Given information:
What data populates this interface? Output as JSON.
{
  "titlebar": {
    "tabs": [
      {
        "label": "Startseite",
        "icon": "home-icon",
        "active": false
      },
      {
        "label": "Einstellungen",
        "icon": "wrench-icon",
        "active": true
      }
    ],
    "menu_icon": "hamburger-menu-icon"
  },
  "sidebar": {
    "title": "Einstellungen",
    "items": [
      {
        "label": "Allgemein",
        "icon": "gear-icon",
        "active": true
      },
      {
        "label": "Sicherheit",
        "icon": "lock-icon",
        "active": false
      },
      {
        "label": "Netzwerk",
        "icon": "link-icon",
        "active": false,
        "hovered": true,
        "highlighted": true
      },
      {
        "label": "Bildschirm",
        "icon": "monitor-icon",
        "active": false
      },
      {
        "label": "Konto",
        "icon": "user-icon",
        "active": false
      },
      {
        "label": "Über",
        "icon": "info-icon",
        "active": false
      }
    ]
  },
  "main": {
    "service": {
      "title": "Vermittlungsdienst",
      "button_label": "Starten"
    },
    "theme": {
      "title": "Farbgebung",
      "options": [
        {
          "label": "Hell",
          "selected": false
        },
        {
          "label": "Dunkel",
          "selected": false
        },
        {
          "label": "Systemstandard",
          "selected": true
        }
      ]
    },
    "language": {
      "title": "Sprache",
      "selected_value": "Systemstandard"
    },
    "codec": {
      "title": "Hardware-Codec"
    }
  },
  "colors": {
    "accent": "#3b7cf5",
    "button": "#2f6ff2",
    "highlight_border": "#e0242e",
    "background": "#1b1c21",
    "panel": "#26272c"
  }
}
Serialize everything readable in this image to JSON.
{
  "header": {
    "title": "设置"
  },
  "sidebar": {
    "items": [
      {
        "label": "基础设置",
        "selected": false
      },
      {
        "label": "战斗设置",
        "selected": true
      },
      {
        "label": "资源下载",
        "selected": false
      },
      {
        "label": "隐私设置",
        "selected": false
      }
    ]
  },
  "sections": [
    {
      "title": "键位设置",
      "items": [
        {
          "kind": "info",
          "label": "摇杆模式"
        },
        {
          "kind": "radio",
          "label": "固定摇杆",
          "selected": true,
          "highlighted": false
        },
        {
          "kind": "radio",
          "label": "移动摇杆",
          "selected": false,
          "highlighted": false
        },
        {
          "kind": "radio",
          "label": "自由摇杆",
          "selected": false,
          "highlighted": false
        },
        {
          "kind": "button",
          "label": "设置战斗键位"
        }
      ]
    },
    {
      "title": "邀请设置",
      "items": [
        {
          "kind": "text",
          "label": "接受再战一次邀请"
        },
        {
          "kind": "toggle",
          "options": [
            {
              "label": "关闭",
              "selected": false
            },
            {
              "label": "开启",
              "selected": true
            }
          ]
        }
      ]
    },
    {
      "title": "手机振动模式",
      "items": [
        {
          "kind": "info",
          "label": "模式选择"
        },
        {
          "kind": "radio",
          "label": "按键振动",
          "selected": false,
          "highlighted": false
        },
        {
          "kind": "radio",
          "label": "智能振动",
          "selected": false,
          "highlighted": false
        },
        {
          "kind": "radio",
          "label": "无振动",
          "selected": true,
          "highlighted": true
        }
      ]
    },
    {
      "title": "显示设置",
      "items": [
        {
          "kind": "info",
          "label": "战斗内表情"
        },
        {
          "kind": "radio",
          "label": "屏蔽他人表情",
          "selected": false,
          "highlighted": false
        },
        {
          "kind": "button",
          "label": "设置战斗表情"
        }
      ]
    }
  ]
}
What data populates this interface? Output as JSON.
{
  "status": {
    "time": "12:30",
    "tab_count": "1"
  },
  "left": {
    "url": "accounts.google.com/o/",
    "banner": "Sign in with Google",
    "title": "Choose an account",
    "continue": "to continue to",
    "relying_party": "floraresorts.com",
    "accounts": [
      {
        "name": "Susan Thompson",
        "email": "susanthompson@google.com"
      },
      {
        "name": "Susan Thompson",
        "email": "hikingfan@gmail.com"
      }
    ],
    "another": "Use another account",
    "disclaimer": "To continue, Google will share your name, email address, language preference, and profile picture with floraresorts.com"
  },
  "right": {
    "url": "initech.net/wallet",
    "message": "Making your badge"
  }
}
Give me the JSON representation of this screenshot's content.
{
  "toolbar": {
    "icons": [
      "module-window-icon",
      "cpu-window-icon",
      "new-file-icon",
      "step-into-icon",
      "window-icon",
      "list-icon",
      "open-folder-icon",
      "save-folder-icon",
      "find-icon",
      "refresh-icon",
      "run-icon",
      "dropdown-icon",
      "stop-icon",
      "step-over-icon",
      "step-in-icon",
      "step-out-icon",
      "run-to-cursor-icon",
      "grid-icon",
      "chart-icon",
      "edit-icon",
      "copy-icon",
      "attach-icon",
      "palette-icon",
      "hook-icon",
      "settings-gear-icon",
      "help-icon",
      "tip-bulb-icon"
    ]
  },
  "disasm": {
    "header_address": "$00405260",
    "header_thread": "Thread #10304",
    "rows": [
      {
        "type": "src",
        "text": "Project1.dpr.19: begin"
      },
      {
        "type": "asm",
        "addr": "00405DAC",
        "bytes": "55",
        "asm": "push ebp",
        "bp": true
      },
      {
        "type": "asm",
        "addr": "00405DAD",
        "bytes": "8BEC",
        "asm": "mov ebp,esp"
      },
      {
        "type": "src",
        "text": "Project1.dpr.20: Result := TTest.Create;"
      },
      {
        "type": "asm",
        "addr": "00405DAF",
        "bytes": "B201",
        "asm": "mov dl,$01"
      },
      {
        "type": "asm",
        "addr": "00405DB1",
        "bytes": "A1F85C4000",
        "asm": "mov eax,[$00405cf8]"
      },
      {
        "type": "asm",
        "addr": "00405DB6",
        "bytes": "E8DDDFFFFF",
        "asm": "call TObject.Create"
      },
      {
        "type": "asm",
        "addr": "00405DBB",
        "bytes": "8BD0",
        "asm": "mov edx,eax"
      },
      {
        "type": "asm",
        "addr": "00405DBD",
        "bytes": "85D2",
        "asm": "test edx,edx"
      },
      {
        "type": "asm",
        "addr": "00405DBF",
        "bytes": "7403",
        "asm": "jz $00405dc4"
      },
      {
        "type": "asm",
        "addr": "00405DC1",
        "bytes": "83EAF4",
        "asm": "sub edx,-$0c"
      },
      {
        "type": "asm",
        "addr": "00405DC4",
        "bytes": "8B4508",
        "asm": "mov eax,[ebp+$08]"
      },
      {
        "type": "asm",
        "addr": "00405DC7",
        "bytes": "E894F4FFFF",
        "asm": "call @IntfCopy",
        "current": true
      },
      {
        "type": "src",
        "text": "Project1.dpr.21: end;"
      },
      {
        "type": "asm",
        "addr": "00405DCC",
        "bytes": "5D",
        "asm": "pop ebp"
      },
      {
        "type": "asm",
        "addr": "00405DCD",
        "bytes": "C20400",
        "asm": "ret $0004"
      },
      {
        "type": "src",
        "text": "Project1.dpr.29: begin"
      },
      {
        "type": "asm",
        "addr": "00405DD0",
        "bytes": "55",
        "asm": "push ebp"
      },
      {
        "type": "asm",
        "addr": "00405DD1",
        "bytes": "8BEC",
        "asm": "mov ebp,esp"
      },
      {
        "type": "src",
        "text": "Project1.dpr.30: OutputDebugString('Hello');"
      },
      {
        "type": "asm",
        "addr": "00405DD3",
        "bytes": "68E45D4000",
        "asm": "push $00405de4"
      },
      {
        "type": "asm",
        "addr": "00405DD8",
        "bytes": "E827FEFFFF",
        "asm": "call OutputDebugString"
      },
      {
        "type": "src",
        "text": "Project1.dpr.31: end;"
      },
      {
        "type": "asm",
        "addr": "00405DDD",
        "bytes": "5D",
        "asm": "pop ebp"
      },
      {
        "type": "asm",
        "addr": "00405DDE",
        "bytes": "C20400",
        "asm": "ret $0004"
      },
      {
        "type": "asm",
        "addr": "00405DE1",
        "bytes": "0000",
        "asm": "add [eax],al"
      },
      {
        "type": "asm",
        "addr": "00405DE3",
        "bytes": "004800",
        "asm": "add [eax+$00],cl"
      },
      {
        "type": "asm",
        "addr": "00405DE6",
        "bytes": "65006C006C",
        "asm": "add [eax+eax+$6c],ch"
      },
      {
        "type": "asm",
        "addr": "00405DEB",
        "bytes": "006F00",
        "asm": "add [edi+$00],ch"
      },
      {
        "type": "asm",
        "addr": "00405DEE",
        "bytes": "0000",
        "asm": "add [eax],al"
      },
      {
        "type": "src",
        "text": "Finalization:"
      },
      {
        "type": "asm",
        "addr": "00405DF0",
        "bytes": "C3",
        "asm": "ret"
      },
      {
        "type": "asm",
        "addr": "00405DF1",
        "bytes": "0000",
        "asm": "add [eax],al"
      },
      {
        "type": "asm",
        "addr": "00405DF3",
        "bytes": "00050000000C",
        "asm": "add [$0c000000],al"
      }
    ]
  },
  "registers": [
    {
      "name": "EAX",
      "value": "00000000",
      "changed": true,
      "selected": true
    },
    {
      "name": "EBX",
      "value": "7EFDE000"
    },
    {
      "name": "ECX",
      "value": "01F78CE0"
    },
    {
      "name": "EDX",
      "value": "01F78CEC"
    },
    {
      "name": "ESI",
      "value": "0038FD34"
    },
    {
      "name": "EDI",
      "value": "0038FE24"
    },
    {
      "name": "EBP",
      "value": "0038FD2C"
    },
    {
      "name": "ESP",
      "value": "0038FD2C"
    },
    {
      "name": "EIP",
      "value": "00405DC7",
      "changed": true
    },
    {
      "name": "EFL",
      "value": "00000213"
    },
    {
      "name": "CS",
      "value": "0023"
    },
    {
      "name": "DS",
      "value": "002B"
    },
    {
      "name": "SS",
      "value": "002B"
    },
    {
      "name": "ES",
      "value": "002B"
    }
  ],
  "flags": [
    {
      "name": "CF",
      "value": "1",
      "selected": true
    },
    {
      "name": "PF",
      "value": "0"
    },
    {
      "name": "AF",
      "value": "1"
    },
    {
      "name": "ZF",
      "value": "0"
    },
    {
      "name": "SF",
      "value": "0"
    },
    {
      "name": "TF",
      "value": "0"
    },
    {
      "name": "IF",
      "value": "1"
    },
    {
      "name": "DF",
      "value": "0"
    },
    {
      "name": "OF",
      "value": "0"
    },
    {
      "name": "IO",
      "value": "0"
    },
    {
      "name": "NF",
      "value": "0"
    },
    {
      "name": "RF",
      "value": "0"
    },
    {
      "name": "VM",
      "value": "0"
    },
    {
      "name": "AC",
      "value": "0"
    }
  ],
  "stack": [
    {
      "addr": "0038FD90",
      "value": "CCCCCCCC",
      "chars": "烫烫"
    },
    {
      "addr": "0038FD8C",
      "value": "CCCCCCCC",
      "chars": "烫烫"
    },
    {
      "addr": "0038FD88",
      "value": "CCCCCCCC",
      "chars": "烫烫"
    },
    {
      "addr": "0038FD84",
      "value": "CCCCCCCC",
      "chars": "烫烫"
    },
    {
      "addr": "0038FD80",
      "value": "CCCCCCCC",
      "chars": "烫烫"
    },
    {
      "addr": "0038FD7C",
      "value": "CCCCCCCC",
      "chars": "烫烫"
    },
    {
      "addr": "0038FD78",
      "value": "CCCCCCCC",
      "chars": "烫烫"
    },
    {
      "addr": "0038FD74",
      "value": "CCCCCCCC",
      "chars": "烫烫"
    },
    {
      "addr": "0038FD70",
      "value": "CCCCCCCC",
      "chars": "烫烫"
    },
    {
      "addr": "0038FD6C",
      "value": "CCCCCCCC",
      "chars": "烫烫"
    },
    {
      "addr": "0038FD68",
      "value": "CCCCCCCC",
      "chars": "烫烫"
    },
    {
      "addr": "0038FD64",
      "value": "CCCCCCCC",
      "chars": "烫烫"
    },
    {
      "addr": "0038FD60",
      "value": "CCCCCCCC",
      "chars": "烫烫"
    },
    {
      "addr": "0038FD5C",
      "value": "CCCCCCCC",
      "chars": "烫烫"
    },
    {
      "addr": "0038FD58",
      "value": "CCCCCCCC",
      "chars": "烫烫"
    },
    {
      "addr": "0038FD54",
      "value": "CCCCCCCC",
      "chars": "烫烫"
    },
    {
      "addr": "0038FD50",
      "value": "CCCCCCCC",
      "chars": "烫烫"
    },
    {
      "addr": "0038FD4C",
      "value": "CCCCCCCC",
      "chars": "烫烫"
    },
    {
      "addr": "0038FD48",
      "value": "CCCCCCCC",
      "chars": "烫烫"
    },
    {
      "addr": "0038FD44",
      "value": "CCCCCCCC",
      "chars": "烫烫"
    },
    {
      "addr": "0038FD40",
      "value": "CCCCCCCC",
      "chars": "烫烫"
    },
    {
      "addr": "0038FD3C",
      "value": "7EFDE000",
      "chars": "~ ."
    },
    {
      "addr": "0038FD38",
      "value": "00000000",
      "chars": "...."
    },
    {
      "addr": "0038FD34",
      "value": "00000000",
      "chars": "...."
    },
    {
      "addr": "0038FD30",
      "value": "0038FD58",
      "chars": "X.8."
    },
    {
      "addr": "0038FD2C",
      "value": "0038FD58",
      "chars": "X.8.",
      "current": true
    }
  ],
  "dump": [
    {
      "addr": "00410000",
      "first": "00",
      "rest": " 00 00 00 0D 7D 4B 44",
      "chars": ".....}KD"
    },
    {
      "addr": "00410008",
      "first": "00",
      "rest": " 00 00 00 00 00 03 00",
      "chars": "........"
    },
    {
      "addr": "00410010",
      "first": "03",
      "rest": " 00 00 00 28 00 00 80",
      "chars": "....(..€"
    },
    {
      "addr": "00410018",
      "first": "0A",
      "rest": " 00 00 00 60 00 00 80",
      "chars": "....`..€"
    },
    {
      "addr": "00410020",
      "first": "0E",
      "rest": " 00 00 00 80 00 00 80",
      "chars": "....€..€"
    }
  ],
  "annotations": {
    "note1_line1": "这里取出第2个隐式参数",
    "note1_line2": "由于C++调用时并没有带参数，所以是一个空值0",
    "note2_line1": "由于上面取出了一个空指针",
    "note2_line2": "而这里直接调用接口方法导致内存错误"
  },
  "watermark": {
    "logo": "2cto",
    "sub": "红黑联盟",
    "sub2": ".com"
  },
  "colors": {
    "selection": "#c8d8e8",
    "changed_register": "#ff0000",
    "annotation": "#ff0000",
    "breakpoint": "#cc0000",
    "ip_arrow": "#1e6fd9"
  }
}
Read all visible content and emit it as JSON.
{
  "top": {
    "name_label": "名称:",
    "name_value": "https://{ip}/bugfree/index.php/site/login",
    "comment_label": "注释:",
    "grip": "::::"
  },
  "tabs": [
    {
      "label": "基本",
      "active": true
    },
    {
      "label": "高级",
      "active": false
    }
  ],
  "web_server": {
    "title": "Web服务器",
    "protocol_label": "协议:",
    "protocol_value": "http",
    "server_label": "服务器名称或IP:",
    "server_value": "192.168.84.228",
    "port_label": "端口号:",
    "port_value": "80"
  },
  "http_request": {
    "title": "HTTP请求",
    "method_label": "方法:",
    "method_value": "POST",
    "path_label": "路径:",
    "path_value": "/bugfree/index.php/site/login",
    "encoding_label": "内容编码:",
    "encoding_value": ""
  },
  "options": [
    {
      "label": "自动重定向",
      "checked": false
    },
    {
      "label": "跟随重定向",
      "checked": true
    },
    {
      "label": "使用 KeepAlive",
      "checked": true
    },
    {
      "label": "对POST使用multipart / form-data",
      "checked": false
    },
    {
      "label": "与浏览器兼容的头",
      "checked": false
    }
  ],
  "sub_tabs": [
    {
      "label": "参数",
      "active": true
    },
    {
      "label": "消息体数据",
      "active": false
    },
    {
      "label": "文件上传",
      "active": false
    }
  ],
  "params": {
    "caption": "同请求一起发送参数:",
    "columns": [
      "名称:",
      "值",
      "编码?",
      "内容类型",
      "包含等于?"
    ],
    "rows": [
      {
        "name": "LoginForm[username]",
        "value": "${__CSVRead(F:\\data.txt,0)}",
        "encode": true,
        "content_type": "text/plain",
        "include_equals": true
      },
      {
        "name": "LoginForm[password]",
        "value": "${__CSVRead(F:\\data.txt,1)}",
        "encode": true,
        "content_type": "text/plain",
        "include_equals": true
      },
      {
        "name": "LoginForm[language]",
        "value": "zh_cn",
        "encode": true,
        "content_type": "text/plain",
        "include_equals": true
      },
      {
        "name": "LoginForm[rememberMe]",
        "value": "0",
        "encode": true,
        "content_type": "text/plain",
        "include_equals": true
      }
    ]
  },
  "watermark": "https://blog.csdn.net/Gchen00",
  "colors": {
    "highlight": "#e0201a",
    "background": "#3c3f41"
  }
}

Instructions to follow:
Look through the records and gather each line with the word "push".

Task response:
        "asm": "push ebp",
        "asm": "push ebp"
        "asm": "push $00405de4"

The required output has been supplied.